What to work on =>
Find and return every line of the data that contains the word "Thursday".

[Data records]
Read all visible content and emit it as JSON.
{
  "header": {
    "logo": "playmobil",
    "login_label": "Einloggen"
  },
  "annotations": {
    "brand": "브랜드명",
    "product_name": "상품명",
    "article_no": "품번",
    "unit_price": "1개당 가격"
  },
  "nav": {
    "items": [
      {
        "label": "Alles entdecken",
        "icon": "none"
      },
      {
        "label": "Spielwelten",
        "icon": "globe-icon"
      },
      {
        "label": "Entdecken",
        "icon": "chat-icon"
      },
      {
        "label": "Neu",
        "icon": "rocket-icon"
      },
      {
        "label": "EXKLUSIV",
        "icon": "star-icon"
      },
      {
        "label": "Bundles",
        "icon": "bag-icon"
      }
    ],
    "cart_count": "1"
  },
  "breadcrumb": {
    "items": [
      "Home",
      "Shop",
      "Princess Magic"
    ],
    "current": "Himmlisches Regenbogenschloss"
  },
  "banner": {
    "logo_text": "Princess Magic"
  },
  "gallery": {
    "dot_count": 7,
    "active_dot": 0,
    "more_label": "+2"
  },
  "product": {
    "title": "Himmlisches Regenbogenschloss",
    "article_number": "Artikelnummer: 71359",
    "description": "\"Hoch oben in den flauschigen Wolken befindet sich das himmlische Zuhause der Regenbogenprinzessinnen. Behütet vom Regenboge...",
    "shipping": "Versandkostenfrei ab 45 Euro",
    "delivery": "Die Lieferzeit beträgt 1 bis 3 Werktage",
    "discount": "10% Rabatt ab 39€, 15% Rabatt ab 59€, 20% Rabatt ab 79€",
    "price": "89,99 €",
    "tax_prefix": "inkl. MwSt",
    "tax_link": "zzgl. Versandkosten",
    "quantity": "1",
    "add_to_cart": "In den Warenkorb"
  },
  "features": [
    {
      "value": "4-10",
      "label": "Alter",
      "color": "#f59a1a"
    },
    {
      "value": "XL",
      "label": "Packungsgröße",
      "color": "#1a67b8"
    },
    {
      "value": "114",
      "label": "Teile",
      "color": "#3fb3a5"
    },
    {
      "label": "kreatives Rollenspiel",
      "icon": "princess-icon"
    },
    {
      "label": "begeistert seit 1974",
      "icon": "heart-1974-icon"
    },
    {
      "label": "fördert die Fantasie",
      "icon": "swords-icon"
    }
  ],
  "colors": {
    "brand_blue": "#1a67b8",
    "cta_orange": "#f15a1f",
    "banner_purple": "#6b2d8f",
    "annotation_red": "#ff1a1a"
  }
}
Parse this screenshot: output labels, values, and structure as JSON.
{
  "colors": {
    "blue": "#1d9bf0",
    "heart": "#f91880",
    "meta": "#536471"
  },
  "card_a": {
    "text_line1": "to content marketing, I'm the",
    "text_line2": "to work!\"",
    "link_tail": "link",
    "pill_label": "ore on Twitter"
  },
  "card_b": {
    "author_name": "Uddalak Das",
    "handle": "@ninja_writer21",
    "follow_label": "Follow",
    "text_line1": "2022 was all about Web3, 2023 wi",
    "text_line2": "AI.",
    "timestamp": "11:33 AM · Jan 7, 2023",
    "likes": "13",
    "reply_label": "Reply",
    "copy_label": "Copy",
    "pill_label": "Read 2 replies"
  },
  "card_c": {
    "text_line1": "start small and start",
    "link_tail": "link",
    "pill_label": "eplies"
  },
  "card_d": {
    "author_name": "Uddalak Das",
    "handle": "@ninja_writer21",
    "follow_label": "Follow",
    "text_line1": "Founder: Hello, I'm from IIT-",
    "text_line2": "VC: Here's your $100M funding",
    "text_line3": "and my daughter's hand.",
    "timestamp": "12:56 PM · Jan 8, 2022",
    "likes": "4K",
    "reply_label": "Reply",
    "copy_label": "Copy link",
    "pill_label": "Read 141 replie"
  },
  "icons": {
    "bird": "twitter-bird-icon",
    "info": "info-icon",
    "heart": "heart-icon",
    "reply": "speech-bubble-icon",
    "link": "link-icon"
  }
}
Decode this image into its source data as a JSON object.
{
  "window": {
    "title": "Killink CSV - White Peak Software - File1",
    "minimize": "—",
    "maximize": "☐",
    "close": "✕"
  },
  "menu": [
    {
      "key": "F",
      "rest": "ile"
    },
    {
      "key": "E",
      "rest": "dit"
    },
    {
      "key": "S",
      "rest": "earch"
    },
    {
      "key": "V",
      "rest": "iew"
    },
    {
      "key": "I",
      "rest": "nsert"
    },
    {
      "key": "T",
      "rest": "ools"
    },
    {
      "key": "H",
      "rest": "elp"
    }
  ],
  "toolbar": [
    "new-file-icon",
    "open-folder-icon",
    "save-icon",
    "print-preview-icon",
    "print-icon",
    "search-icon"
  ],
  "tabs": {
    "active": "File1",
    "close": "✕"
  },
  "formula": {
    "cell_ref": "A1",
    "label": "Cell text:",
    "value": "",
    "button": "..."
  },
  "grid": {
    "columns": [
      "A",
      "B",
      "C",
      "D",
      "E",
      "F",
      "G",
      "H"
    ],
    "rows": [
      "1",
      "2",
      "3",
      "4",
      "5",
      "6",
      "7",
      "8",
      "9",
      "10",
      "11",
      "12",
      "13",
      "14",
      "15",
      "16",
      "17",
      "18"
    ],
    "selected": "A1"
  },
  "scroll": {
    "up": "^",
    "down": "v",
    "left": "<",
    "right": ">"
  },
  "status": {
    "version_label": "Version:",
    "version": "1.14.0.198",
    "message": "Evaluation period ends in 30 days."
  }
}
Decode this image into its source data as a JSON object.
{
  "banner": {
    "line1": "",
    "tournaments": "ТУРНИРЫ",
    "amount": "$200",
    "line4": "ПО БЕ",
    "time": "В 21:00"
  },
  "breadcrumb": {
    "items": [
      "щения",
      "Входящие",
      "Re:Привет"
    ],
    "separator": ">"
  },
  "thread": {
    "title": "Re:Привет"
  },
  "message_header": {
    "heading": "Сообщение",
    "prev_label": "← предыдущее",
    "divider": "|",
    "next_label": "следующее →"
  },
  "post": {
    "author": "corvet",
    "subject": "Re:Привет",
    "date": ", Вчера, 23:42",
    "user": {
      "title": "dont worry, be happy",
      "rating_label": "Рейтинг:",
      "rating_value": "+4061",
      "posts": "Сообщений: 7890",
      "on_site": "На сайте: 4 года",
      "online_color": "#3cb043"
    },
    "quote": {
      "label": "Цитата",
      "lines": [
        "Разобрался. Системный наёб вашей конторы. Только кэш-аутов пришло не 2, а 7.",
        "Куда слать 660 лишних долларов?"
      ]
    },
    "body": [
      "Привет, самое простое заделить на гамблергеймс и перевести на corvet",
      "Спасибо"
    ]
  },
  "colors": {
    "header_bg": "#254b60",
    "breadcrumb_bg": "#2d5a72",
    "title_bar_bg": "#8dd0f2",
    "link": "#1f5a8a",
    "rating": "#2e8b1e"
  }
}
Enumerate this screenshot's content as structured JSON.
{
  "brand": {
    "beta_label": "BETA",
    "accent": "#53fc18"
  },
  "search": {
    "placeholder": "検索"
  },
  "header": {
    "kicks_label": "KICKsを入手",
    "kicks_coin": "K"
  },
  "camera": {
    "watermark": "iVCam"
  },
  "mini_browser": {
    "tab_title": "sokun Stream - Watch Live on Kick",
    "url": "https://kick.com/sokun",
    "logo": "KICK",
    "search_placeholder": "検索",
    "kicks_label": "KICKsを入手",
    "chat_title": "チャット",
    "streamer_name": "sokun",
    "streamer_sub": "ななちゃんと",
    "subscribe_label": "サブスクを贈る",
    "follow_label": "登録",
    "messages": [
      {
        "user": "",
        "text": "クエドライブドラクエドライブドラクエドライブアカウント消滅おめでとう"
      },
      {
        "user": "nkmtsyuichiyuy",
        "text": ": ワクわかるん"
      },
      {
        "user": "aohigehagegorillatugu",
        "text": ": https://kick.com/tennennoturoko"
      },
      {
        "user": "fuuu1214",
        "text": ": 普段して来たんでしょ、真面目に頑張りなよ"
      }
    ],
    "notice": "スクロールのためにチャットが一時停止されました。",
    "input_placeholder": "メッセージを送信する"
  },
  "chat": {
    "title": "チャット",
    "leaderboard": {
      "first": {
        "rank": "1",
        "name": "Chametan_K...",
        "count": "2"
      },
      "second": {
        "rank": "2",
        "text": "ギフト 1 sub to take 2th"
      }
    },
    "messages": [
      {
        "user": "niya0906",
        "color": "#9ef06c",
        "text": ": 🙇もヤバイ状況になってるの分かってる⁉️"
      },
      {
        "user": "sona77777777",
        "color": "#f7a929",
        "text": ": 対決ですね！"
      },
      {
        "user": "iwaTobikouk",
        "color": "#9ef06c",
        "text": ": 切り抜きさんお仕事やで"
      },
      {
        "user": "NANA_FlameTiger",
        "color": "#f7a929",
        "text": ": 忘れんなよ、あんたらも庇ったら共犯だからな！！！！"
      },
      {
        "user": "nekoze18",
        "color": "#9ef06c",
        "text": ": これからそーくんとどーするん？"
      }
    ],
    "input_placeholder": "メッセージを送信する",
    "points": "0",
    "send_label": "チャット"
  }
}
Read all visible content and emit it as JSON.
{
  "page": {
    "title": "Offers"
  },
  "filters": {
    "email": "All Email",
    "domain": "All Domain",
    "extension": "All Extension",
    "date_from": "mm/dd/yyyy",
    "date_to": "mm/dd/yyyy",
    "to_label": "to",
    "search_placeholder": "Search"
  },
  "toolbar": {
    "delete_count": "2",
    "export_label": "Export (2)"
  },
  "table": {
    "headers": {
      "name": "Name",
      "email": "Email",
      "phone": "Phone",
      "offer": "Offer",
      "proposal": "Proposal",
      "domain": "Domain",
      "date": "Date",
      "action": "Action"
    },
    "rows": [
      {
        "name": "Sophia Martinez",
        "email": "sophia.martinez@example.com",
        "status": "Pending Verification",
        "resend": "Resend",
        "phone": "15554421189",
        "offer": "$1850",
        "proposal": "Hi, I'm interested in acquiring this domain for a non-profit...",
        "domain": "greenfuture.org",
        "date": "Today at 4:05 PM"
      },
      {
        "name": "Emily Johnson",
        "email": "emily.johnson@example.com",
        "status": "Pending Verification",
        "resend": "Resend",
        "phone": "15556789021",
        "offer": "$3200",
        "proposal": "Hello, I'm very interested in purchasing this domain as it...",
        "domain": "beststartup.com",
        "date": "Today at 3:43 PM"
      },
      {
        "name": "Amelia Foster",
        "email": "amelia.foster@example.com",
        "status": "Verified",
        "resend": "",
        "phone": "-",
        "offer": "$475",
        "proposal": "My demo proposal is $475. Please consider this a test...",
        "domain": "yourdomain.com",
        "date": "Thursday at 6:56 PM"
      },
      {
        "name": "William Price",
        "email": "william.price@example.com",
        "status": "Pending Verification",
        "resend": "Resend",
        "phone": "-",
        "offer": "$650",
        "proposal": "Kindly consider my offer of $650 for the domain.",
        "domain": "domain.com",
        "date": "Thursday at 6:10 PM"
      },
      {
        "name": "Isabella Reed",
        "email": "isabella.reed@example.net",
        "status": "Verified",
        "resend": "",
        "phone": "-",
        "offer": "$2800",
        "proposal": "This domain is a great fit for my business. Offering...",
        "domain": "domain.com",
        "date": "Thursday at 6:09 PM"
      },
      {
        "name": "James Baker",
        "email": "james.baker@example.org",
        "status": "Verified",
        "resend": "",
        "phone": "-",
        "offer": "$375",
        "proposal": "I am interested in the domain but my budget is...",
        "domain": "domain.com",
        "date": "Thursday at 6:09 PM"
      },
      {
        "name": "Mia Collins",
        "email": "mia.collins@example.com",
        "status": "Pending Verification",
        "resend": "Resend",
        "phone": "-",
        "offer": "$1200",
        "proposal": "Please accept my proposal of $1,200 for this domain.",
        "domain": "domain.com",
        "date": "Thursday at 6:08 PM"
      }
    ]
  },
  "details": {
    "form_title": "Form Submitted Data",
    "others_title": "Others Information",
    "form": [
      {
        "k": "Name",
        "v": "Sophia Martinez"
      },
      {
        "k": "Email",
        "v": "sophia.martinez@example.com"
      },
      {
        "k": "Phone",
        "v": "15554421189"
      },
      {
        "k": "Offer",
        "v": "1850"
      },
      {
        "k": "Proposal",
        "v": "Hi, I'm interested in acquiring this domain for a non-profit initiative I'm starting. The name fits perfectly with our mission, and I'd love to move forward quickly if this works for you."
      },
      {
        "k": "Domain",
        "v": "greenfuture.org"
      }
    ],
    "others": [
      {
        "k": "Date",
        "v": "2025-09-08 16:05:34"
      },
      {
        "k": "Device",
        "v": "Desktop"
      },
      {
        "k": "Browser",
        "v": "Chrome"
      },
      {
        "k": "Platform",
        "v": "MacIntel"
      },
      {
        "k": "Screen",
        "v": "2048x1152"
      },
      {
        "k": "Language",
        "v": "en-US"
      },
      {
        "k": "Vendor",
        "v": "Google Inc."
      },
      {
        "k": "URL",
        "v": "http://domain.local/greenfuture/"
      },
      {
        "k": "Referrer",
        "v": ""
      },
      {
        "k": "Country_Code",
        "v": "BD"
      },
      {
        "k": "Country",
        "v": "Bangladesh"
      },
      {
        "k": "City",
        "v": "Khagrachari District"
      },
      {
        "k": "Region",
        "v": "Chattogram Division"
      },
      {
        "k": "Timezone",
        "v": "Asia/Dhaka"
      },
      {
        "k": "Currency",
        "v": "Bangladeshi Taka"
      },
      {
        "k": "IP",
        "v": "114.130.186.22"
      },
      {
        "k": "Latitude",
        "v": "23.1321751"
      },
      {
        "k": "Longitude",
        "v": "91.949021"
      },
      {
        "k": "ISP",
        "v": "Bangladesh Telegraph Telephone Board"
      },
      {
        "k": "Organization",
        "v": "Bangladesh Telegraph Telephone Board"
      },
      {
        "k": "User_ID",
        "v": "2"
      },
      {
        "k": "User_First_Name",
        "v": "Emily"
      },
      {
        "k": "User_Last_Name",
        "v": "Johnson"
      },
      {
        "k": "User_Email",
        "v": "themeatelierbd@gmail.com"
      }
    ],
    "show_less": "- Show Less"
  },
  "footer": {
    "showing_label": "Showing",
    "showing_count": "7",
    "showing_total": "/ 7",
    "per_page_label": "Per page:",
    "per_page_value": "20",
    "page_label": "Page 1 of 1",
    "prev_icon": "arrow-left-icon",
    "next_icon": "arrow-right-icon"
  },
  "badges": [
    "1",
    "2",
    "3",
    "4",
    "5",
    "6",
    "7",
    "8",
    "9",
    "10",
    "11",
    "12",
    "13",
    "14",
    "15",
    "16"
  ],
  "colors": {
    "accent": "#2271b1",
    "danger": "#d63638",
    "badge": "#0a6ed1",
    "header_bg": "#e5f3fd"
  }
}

Solved exercise =>
        "date": "Thursday at 6:56 PM"
        "date": "Thursday at 6:10 PM"
        "date": "Thursday at 6:09 PM"
        "date": "Thursday at 6:09 PM"
        "date": "Thursday at 6:08 PM"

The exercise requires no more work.